Trends in car design have come and gone and reappeared over the years, but Jim Hall in his latest Design Handbook entry for Autoline Daily, makes the argument that sports cars have more-or-less kept the same proportions for over a century: long hoods with cockpits placed close to (if not on top of) the rear axle. (These proportions can be explained partially by a subject covered previously in the video series, dash-to-axle ratio.)
Hall points to the American Underslung automobiles of the early 1900s as among the first vehicles to be designed with a sporty appearance. In addition to having long hoods and rear-biased passenger compartments, their axles were hung under the frame rails, and their engines, transmissions and bodies were mounted between them, instead of on top. These features lent American Underslung cars a relatively low and sporty appearance compared to other contemporary vehicles - especially with their 40-inch-diameter wheels. We also imagine that handling benefited from the low center of gravity afforded by mounting components lower.
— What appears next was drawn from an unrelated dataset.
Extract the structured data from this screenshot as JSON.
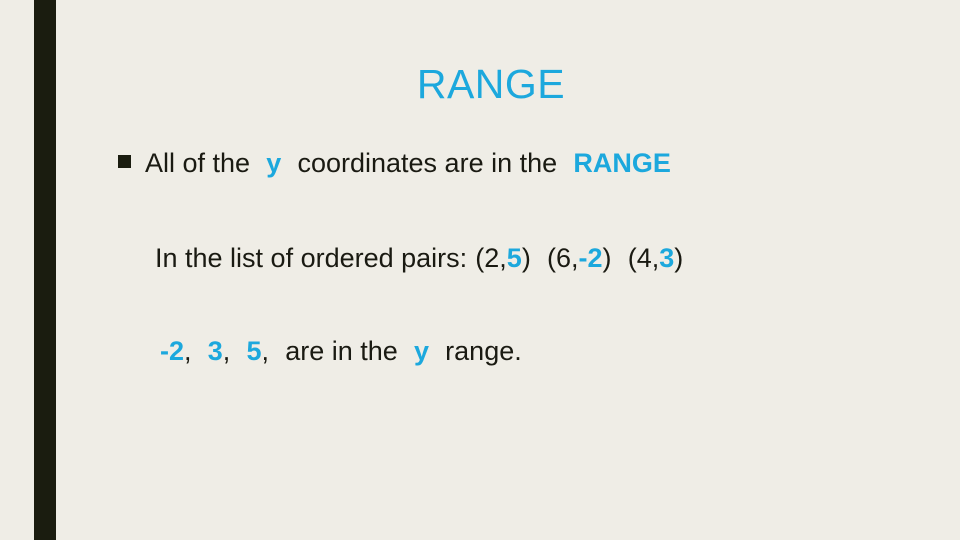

Watch the video below to find out how the same basic design elements have been applied to vastly different sports cars over the years to get that same elegant yet athletic look - and why sports car proportions have never really changed.